    How did you get the hair on your feet to work?

  17. The hair on my feet is just my own hair. :P I save the "brushings" from my hair brush (the matt of hair that builds up in the brush over time) to make hair ratts for Victorian era hairstyles. So I just used some of that hair and teased it out to make a fluffy hair cloud. I used syrup to make it stick to the top of my feet per suggestion on the Scrapbook page on the Alleycatscratch website (which worked great!) For the real thing I will try to make more uniform hair matts instead of just glopping them on real quick.

    Oh and Hazard, I am not sure what the mystery fabric is but my guess it is definitely some sort of cotton blend. I used it to make a baby sling for my baby and it acts a lot like cotton does.

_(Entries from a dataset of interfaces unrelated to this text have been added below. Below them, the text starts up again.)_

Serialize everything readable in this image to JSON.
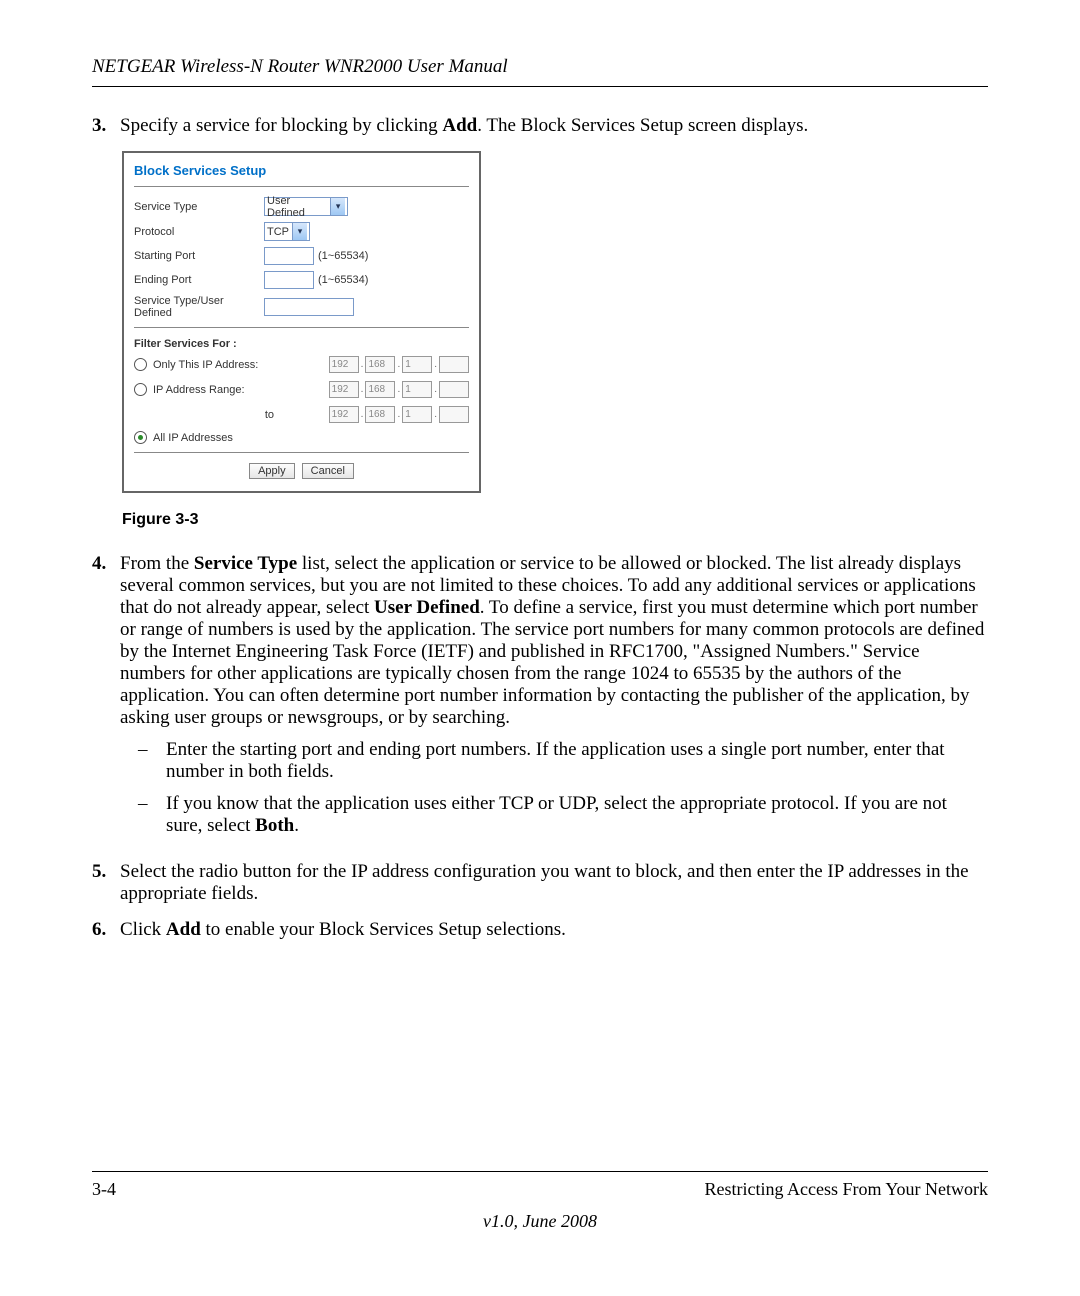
{
  "header": "NETGEAR Wireless-N Router WNR2000 User Manual",
  "steps": {
    "s3": {
      "num": "3.",
      "pre": "Specify a service for blocking by clicking ",
      "bold": "Add",
      "post": ". The Block Services Setup screen displays."
    },
    "s4": {
      "num": "4.",
      "p1a": "From the ",
      "p1bold1": "Service Type",
      "p1b": " list, select the application or service to be allowed or blocked. The list already displays several common services, but you are not limited to these choices. To add any additional services or applications that do not already appear, select ",
      "p1bold2": "User Defined",
      "p1c": ". To define a service, first you must determine which port number or range of numbers is used by the application. The service port numbers for many common protocols are defined by the Internet Engineering Task Force (IETF) and published in RFC1700, \"Assigned Numbers.\" Service numbers for other applications are typically chosen from the range 1024 to 65535 by the authors of the application. You can often determine port number information by contacting the publisher of the application, by asking user groups or newsgroups, or by searching.",
      "sub1": "Enter the starting port and ending port numbers. If the application uses a single port number, enter that number in both fields.",
      "sub2a": "If you know that the application uses either TCP or UDP, select the appropriate protocol. If you are not sure, select ",
      "sub2bold": "Both",
      "sub2b": "."
    },
    "s5": {
      "num": "5.",
      "text": "Select the radio button for the IP address configuration you want to block, and then enter the IP addresses in the appropriate fields."
    },
    "s6": {
      "num": "6.",
      "pre": "Click ",
      "bold": "Add",
      "post": " to enable your Block Services Setup selections."
    }
  },
  "figure_caption": "Figure 3-3",
  "shot": {
    "title": "Block Services Setup",
    "service_type_label": "Service Type",
    "service_type_value": "User Defined",
    "protocol_label": "Protocol",
    "protocol_value": "TCP",
    "start_port_label": "Starting Port",
    "end_port_label": "Ending Port",
    "port_range": "(1~65534)",
    "user_defined_label": "Service Type/User Defined",
    "filter_label": "Filter Services For :",
    "only_ip_label": "Only This IP Address:",
    "range_label": "IP Address Range:",
    "to_label": "to",
    "all_ip_label": "All IP Addresses",
    "oct1": "192",
    "oct2": "168",
    "oct3": "1",
    "apply": "Apply",
    "cancel": "Cancel"
  },
  "footer": {
    "page": "3-4",
    "section": "Restricting Access From Your Network",
    "version": "v1.0, June 2008"
  }
}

Not sure what else is in it?


Thank you for your lovely thoughts!